Georgian parliament passes controversial regulation bill, which annuls responsibility of central bank to supervise financial institutions

Photo by: AA
Photo by: AA

Updated Jul 28, 2015

The Georgian parliament on Friday passed a bill that would strip the central bank of its supervisory functions over banks, a move critics say could erode its independence.

The proposed law, which was passed by 80 votes to 19 and would transfer banking supervision to a separate agency, has been criticised by international financial institutions, business associations, opposition parties and civil society groups.

President Georgy Margvelashvili has indicated he would veto it, although the ruling coalition can overturn his veto as it holds a majority in the parliament.

The new agency would be in charge of monitoring and oversight of the banking sector and other financial institutions, functions currently carried out by the central bank.

The agency is expected to be governed by a seven-member board, where the central bank's president and one other member of its board would take two seats. Five other seats would be occupied by candidates nominated by the government and confirmed by the parliament.

Senior politicians in the ruling Georgian Dream coalition have criticised central bank chief Georgy Kadagidze, the only high-ranking official left from the administration of former president Mikheil Saakashvili.

The government denies the proposal is politically motivated.

The former Soviet republic's economy has been battered by a plunge in the Russian rouble and the conflict in Ukraine. Declining foreign investment and lower exports and remittances are also contributing to a rising current account deficit.

"Such an experiment can seriously harm the banking sector, as well as the stability of the financial system," said David Onoprishvili, an opposition member of parliament.

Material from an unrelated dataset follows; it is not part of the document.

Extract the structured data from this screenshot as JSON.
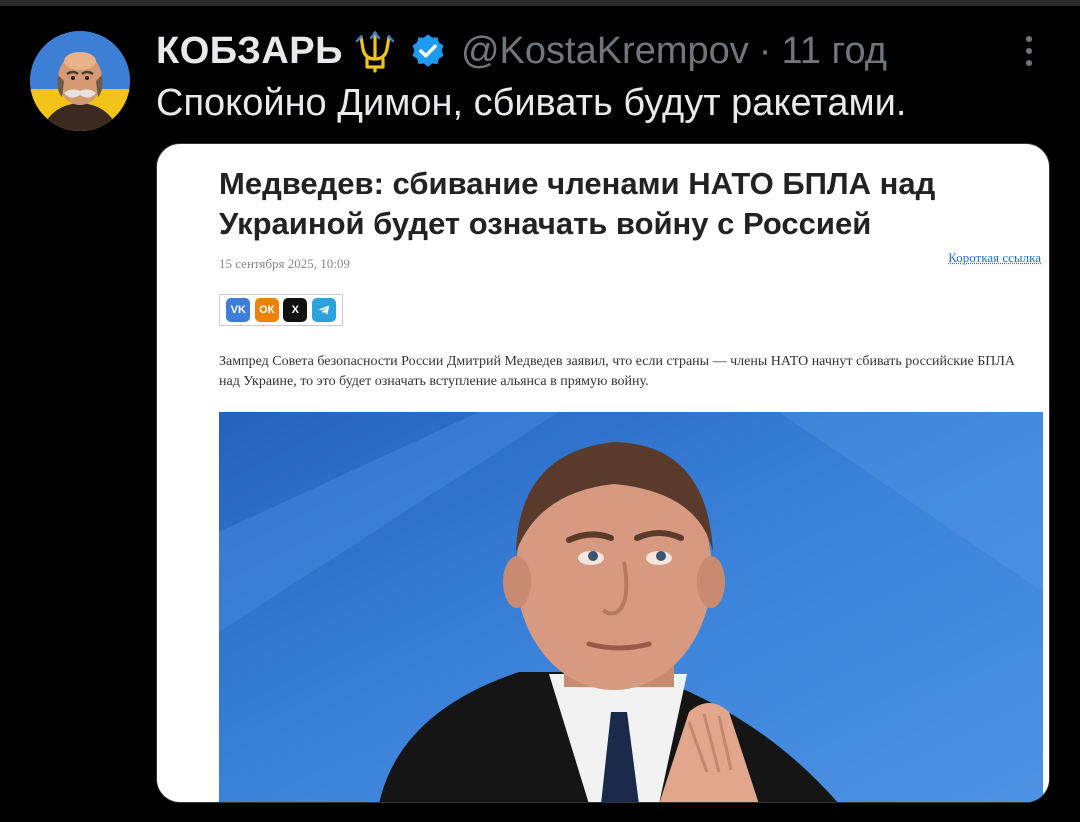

The International Monetary Fund, European Bank for Reconstruction and Development, Asian Development Bank and World Bank have called on Georgia to keep banking supervision inside the central bank.

"We believe that enacting the amendments ... would weaken the independence and quality of banking supervision in Georgia, threaten banking sector stability, and undermine prospects for sustained growth," the institutions said in a letter to the prime minister and parliamentary speaker.